> [What you will do]:
Your output must hold every entry exactly as written and none of the pictures.

- Opening Delimiter -

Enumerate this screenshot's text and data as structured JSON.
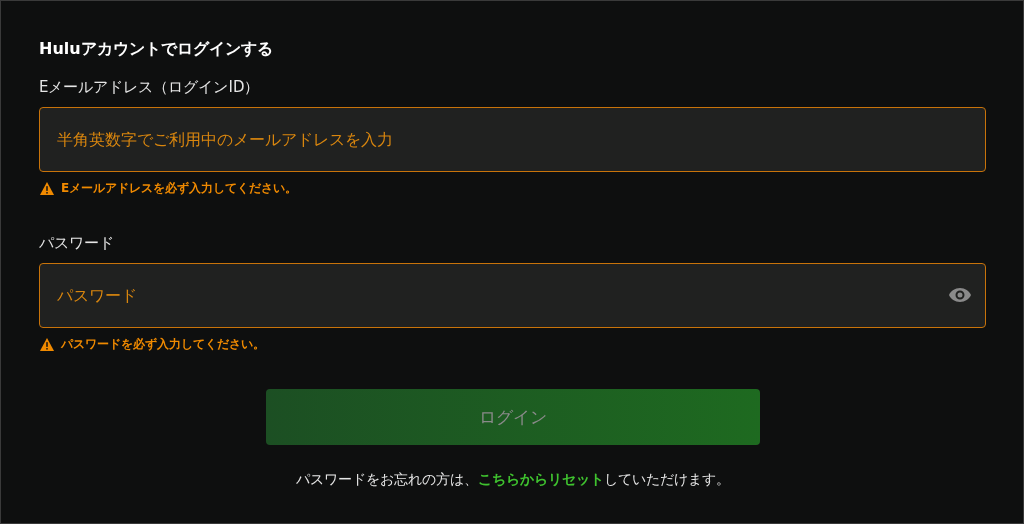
{
  "title": "Huluアカウントでログインする",
  "fields": [
    {
      "kind": "email",
      "label": "Eメールアドレス（ログインID）",
      "placeholder": "半角英数字でご利用中のメールアドレスを入力",
      "invalid": true,
      "error": "Eメールアドレスを必ず入力してください。"
    },
    {
      "kind": "password",
      "label": "パスワード",
      "placeholder": "パスワード",
      "invalid": true,
      "error": "パスワードを必ず入力してください。"
    }
  ],
  "login_button": {
    "label": "ログイン",
    "disabled": true
  },
  "footer": {
    "before": "パスワードをお忘れの方は、",
    "link": "こちらからリセット",
    "after": "していただけます。"
  }
}
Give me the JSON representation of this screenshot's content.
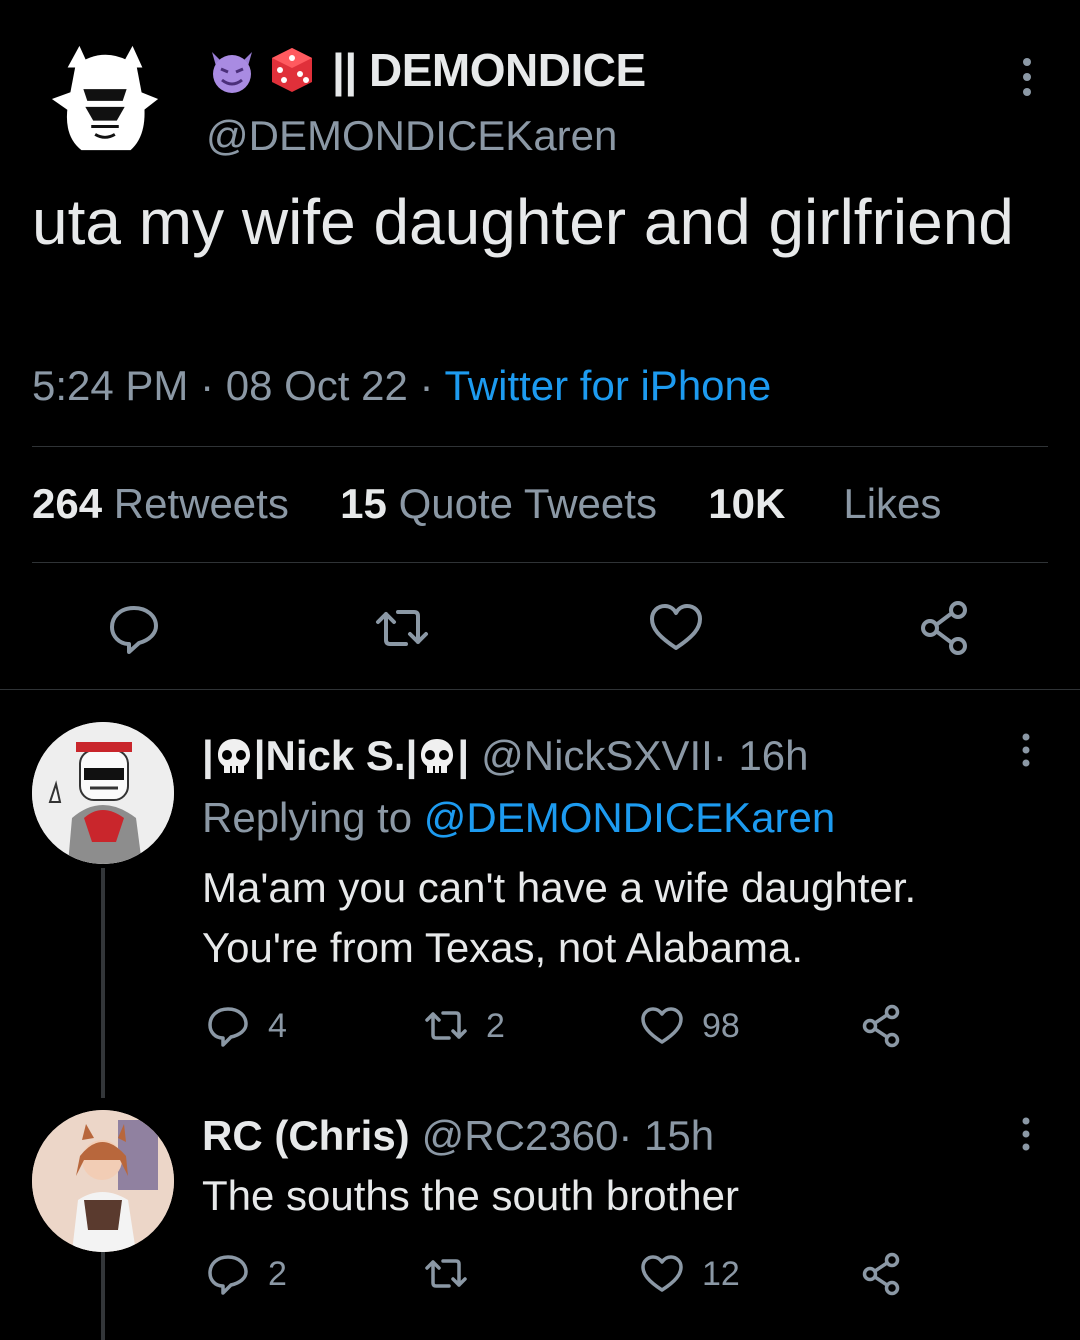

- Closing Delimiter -

> [Result]:
Enumerate this screenshot's text and data as structured JSON.
{
  "title": "Huluアカウントでログインする",
  "fields": [
    {
      "kind": "email",
      "label": "Eメールアドレス（ログインID）",
      "placeholder": "半角英数字でご利用中のメールアドレスを入力",
      "invalid": true,
      "error": "Eメールアドレスを必ず入力してください。"
    },
    {
      "kind": "password",
      "label": "パスワード",
      "placeholder": "パスワード",
      "invalid": true,
      "error": "パスワードを必ず入力してください。"
    }
  ],
  "login_button": {
    "label": "ログイン",
    "disabled": true
  },
  "footer": {
    "before": "パスワードをお忘れの方は、",
    "link": "こちらからリセット",
    "after": "していただけます。"
  }
}
Give me the JSON representation of this screenshot's content.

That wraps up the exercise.